DOE Releases Consortium Report on LED Street Lights

January 10, 2012

The U.S. Department of Energy (DOE) has published the final report from a demonstration of LED technology in ornamental post-top street lights, conducted in Sacramento, CA. This report provides an overview of the evaluation of four different LED replacement products using computer simulations, field measurements, and laboratory testing. The evaluation was conducted by DOE’s Municipal Solid-State Street Lighting Consortium in collaboration with the Sacramento Municipal Utility District and the City of Sacramento, with additional support from City consultant Mary Matteson Bryan.

In this pilot project, the study was restricted to lamp-ballast retrofit kits and complete luminaire replacements that would preserve the daytime appearance of the existing acorn-style luminaires.

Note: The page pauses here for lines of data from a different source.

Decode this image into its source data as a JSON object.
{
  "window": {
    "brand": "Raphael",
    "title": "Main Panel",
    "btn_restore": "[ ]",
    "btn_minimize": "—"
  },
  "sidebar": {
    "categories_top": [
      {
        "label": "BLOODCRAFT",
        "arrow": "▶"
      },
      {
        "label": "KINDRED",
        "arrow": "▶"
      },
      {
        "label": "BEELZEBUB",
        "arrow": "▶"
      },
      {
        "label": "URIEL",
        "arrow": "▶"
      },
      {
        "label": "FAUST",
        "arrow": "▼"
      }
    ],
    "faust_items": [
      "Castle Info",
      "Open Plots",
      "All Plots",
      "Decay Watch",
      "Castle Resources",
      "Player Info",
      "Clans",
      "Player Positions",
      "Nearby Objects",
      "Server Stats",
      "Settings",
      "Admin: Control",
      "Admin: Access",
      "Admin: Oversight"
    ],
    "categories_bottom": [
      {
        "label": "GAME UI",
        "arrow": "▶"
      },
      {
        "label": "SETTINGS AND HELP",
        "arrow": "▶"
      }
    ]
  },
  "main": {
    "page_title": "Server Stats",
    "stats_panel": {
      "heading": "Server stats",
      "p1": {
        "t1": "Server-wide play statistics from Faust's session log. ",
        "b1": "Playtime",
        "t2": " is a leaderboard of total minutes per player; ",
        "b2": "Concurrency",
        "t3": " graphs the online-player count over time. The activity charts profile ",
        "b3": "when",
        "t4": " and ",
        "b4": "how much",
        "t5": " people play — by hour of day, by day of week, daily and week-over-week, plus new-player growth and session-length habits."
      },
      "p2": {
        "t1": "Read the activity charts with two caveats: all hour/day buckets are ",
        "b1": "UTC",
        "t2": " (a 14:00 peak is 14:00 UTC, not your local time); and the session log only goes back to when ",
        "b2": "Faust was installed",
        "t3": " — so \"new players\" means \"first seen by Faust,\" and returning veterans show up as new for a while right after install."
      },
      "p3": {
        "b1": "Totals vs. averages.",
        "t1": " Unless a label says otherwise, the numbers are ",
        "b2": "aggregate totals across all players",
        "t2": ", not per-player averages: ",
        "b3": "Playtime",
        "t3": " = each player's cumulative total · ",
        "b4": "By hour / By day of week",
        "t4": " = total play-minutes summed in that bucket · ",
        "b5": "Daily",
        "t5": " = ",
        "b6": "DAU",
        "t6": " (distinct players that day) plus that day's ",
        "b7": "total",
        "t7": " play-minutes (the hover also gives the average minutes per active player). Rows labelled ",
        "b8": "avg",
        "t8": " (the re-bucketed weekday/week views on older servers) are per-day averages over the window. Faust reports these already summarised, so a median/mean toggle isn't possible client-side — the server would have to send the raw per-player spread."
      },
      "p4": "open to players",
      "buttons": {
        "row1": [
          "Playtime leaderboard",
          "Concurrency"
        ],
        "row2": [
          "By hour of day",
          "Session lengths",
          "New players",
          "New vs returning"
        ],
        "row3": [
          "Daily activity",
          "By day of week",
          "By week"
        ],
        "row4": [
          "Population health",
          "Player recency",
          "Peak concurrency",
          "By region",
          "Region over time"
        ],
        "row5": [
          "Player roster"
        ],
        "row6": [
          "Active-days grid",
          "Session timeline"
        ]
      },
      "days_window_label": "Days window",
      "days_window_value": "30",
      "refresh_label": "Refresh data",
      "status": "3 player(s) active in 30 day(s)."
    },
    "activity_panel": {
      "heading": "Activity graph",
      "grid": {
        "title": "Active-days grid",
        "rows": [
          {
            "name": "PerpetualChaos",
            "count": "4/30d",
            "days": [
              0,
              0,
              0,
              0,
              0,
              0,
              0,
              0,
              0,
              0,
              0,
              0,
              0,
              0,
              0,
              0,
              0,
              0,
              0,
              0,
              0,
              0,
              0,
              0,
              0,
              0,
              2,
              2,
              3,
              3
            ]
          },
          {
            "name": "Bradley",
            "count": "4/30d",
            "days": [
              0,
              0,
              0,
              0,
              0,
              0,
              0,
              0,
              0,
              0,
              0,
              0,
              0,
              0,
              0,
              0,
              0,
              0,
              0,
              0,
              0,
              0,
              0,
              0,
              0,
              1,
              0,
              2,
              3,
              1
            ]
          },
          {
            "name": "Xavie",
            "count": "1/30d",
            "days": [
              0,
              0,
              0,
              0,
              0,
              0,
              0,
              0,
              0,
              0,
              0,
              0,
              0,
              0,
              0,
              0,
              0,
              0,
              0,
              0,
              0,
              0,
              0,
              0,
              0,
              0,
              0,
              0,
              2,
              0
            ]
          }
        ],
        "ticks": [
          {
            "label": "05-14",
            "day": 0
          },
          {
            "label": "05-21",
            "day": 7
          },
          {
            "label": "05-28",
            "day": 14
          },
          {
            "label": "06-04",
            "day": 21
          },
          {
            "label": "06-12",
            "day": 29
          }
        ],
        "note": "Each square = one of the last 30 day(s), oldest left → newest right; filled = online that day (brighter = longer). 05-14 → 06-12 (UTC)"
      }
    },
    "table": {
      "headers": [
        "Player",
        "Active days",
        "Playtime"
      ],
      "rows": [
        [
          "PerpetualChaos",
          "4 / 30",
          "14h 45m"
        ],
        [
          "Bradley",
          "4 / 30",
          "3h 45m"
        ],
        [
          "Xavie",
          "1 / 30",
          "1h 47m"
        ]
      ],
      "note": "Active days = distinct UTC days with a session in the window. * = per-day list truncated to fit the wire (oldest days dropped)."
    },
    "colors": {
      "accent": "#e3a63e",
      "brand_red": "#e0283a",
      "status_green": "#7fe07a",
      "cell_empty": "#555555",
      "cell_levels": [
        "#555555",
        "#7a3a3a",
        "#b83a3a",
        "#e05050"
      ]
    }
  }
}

This challenge proved formidable, as the results indicate that none of the LED products evaluated could match the performance of the existing 100W HPS luminaires. To allow for apples-to-apples economic comparison, the pricing and input power of the LED products were scaled proportionately to represent hypothetical products which would match the HPS light levels.

Energy used by three of the “scaled-up” LED systems ranged from 63 to 90 percent of the baseline HPS—the fourth product would actually increase energy use by 15 percent—and none of the products would represent cost effective alternatives to HPS. In response to recent industry developments, the study also investigated the relative significance of mesopic multipliers offered in the new IES Lighting Handbook and the lumen maintenance extrapolation methodology offered in the new IES TM-21.

This pilot project is the first in a series conducted by the DOE Municipal Solid-State Street Lighting Consortium, which serves as an objective resource for LED product evaluation and a repository for valuable field experience and data. The report highlights some of the critical nuances involved in LED product selection, and data generated from this project may be useful to standards groups, manufacturers, and those considering retrofits to LED. For more details, view the full report.